It does help that Gonzaga’s schedule got significantly lighter in late December — more on this in a second, you silly people who jumped in saying “they don’t play anyone anyway!” in your head — so we’ll only look at the two games they’ve played against KenPom top-30 competition since the Alabama loss: Texas Tech and BYU.

Gonzaga won the turnover battle in each of those games and shot a combined 24-for-52 (46.2 percent) from three. Those numbers look even better when put into the context of both opposing defenses — Texas Tech is top 5 in adjusted efficiency; BYU entered Thursday’s game in the top 20.

Obviously, a two-game sample doesn’t mean these issues are “fixed” and won’t pop up down the line, but Gonzaga will be tested in conference play in a way it hasn’t been. BYU, Saint Mary’s and San Francisco all have legitimate at-large resumes and all are currently projected to be top-11 seeds in HeatCheckCBB bracketologist Lukas Harkins’ latest update.

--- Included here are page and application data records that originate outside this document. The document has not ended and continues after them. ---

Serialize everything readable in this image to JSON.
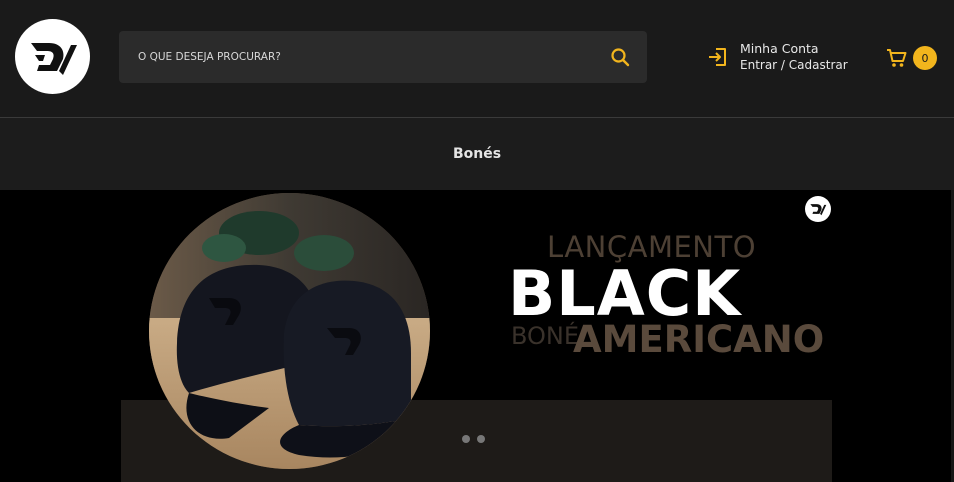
{
  "header": {
    "logo_icon": "dv-monogram-logo",
    "search": {
      "placeholder": "O QUE DESEJA PROCURAR?",
      "value": "",
      "icon": "search-icon"
    },
    "account": {
      "icon": "login-icon",
      "title": "Minha Conta",
      "subtitle": "Entrar / Cadastrar"
    },
    "cart": {
      "icon": "cart-icon",
      "count": "0"
    }
  },
  "nav": {
    "items": [
      {
        "label": "Bonés"
      }
    ]
  },
  "banner": {
    "launch": "LANÇAMENTO",
    "black": "BLACK",
    "bone": "BONÉ",
    "american": "AMERICANO",
    "slides": 2
  },
  "colors": {
    "accent": "#f2b51d",
    "header_bg": "#1a1a1a",
    "search_bg": "#2b2b2b",
    "banner_bg": "#000000",
    "banner_brown": "#5a4a3c"
  }
}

Santa Clara also ranks No. 41 in the latest DPI rankings.

The WCC is not the cakewalk casual fans might believe. Because of that, Gonzaga’s improvement in those areas will either continue and be legitimized or proven to be a sign of false hope.

Given what we saw against BYU on Thursday night, though, I think Gonzaga has cleaned up those problems and will be the dominant force they were early in the season.